### TASK INPUT

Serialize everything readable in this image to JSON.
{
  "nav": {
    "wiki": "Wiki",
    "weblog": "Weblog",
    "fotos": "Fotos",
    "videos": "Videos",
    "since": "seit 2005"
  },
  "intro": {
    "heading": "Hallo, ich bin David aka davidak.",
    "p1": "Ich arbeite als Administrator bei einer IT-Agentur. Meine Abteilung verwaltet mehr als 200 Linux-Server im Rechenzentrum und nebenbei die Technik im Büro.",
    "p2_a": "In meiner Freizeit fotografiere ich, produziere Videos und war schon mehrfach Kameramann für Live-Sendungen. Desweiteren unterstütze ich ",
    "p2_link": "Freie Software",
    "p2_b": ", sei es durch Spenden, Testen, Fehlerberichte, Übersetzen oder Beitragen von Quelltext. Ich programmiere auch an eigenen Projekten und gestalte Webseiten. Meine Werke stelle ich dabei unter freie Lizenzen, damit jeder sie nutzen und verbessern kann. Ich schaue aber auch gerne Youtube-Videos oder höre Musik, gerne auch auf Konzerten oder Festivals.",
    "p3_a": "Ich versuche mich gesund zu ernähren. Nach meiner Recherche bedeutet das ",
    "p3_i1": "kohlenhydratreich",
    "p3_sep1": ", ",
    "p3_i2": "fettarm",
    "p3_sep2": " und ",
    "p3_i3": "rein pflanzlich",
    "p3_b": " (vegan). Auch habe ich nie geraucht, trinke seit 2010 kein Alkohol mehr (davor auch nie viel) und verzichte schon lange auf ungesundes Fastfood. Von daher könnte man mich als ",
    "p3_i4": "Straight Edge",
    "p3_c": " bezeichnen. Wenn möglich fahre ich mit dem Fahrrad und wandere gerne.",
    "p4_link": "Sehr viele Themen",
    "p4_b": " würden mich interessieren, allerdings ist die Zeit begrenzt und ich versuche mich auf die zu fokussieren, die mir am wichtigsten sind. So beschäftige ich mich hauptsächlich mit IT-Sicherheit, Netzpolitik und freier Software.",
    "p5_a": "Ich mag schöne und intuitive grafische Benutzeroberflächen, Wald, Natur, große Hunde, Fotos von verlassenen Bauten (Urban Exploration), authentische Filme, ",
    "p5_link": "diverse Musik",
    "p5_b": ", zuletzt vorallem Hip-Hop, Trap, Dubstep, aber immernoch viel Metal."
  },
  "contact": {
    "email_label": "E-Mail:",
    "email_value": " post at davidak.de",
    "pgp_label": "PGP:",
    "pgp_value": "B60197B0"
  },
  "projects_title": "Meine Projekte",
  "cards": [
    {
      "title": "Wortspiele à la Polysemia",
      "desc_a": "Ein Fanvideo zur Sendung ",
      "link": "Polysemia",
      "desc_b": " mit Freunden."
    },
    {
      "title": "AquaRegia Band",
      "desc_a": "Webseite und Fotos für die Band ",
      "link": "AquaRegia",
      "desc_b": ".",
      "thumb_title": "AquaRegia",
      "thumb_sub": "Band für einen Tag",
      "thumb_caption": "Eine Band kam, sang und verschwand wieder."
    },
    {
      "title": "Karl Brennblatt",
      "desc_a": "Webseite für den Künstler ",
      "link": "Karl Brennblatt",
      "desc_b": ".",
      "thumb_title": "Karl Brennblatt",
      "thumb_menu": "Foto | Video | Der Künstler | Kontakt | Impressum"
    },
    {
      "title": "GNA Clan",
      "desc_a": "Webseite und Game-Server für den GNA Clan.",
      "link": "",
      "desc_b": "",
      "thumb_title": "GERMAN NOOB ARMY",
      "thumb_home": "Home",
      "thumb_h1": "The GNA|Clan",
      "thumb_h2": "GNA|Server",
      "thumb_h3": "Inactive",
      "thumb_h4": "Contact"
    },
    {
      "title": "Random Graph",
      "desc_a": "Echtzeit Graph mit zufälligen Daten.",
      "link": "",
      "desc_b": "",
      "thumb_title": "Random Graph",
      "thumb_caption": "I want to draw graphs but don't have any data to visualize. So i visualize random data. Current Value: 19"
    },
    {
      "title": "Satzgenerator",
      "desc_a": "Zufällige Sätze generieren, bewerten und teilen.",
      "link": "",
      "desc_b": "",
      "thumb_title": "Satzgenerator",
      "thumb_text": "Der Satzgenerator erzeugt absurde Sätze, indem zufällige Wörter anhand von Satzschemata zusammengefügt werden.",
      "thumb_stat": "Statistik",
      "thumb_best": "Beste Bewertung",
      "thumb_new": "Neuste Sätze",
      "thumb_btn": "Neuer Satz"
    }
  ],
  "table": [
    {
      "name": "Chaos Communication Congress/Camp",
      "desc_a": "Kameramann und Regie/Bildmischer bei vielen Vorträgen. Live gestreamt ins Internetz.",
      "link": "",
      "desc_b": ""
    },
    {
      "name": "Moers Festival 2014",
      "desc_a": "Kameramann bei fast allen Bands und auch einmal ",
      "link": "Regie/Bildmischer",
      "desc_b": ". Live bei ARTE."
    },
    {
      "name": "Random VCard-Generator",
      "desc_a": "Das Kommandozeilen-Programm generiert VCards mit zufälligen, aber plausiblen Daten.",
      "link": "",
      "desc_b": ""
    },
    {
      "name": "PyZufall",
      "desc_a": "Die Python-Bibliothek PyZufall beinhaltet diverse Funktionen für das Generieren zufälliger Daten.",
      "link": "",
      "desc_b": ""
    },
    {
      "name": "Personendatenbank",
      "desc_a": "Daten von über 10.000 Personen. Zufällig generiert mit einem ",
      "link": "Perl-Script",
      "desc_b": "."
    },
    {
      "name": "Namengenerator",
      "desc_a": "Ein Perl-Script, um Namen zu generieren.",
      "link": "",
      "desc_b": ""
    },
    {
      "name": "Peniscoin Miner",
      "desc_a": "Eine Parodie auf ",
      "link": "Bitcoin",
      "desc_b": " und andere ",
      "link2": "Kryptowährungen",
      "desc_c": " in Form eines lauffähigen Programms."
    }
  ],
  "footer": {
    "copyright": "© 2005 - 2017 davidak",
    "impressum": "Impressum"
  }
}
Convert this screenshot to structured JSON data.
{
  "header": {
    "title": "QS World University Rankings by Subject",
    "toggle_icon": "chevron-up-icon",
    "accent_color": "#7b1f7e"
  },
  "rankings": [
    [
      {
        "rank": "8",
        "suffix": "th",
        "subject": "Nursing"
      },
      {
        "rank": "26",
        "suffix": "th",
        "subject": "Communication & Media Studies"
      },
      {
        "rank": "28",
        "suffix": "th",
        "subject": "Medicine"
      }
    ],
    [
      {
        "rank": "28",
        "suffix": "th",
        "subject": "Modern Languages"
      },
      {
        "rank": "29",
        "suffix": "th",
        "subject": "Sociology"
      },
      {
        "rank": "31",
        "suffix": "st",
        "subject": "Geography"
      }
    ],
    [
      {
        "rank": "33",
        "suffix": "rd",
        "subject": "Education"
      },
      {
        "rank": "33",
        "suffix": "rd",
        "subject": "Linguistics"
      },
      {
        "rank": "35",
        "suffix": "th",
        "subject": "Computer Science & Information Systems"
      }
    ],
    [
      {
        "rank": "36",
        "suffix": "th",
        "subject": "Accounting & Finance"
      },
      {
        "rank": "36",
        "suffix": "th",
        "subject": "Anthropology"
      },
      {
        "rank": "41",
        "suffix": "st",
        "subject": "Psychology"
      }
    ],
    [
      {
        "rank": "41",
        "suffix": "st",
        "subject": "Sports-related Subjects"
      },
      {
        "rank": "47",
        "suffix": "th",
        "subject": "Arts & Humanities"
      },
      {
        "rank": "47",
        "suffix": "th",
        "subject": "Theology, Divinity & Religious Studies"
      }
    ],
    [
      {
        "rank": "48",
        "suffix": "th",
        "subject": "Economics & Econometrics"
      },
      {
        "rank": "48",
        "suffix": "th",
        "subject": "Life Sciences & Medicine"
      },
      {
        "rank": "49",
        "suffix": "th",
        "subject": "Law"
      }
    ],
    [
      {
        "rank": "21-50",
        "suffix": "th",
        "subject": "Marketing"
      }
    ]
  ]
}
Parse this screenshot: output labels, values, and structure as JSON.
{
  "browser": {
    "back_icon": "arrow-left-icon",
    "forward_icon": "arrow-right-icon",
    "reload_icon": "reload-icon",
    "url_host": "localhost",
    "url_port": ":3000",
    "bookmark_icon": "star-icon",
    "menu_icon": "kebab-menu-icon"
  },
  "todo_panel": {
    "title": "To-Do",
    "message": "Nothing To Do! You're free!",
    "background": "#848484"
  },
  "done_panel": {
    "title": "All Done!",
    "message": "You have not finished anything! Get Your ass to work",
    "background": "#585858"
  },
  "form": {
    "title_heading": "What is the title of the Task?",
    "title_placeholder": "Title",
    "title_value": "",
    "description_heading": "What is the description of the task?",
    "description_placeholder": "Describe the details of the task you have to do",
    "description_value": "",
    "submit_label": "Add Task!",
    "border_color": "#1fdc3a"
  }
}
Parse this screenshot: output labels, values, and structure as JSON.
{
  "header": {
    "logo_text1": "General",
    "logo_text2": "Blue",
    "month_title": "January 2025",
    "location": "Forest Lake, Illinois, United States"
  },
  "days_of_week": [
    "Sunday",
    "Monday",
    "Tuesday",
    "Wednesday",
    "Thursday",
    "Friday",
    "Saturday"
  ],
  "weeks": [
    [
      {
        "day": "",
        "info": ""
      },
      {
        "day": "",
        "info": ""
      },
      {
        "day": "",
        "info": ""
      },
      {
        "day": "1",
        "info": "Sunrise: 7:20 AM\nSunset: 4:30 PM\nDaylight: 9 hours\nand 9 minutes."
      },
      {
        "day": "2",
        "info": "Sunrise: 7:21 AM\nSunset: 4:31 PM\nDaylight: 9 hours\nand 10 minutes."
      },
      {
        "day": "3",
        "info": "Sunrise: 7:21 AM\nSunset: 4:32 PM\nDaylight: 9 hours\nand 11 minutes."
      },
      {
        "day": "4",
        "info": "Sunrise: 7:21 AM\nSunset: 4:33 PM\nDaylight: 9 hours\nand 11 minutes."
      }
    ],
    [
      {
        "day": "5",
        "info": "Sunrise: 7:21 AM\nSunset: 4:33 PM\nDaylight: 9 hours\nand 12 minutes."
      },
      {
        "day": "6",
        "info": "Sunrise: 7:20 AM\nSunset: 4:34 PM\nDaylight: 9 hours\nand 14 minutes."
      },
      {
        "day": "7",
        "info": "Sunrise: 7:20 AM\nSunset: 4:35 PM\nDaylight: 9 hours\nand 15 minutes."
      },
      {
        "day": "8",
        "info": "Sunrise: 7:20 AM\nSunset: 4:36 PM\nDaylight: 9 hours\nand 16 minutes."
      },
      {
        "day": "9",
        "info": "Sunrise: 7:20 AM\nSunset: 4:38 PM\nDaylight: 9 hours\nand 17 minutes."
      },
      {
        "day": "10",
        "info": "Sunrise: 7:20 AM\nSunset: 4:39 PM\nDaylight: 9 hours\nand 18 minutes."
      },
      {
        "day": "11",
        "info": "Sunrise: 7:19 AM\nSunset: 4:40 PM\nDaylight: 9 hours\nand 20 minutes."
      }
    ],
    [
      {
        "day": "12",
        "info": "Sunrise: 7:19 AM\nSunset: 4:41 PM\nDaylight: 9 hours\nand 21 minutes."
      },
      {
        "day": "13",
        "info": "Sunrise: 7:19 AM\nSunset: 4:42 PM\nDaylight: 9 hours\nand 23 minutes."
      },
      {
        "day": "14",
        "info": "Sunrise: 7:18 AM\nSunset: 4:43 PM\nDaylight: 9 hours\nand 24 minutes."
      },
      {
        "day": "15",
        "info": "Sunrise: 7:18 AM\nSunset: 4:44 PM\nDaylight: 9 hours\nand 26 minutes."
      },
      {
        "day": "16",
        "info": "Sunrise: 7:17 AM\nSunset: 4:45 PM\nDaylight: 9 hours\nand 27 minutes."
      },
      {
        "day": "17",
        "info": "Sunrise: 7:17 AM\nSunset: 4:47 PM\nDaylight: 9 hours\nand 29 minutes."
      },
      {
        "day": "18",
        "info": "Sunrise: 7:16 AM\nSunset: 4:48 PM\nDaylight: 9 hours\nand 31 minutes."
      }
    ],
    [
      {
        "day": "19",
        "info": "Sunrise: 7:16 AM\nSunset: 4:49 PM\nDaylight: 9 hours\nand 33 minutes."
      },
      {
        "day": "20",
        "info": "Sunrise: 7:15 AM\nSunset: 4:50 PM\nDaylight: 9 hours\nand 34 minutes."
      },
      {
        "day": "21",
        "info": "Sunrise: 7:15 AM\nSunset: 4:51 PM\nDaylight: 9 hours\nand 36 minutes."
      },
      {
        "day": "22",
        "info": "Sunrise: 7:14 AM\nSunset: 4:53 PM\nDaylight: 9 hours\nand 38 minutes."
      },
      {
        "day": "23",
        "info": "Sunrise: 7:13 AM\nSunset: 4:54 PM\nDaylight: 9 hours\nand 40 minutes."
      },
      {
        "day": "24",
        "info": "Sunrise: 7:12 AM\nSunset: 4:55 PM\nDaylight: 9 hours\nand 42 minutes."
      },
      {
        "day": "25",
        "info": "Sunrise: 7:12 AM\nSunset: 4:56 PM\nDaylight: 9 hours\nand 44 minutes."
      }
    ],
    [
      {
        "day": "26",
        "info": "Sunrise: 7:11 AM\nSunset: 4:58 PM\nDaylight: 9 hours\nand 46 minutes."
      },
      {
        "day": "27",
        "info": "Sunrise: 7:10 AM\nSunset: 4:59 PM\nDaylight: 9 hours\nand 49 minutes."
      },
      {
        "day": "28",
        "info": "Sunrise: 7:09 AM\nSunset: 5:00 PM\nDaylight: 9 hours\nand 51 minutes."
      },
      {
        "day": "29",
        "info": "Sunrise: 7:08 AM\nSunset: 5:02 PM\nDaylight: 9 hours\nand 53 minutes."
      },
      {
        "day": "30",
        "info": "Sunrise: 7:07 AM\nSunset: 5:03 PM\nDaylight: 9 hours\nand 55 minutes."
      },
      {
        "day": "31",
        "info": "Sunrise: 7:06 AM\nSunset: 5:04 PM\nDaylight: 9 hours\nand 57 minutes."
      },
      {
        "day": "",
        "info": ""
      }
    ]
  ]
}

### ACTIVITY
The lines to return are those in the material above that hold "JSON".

### THE COMPLETED TASK
Serialize everything readable in this image to JSON.
Convert this screenshot to structured JSON data.
Parse this screenshot: output labels, values, and structure as JSON.
Parse this screenshot: output labels, values, and structure as JSON.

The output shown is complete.